Below are the records; copy out every line that holds the word "icon".

Element data from apps and pages
--- --- ---

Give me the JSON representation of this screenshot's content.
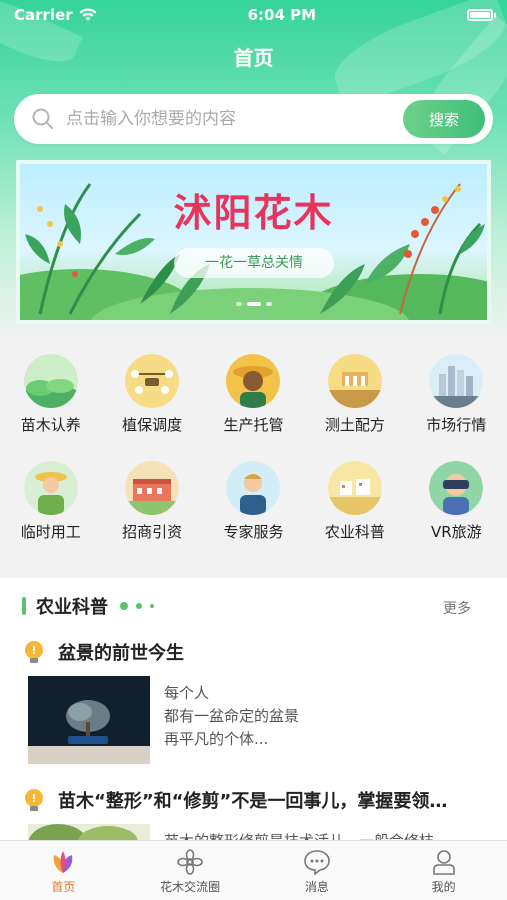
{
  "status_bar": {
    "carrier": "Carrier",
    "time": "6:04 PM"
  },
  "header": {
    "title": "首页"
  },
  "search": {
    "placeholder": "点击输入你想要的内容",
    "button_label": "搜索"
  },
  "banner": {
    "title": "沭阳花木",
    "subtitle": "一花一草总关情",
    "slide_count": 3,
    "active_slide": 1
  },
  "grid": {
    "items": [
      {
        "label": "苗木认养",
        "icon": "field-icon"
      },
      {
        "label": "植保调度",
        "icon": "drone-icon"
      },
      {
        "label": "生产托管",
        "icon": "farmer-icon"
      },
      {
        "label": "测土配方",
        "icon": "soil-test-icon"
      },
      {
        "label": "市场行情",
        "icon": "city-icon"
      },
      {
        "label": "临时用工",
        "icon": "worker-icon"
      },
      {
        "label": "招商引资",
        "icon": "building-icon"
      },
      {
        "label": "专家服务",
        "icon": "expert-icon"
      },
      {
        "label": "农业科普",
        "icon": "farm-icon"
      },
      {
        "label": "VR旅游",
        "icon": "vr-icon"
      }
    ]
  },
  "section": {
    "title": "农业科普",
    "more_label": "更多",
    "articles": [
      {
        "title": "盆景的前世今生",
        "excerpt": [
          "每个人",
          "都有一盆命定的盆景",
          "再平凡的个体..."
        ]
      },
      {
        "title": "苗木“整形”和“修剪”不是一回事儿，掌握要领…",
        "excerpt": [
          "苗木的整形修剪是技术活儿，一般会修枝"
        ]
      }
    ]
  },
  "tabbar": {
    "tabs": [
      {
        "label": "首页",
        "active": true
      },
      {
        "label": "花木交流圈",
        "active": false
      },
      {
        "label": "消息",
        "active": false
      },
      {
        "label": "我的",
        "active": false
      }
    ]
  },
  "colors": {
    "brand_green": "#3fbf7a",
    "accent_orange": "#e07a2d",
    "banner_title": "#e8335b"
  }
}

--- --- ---

FINAL ANSWER
        "icon": "field-icon"
        "icon": "drone-icon"
        "icon": "farmer-icon"
        "icon": "soil-test-icon"
        "icon": "city-icon"
        "icon": "worker-icon"
        "icon": "building-icon"
        "icon": "expert-icon"
        "icon": "farm-icon"
        "icon": "vr-icon"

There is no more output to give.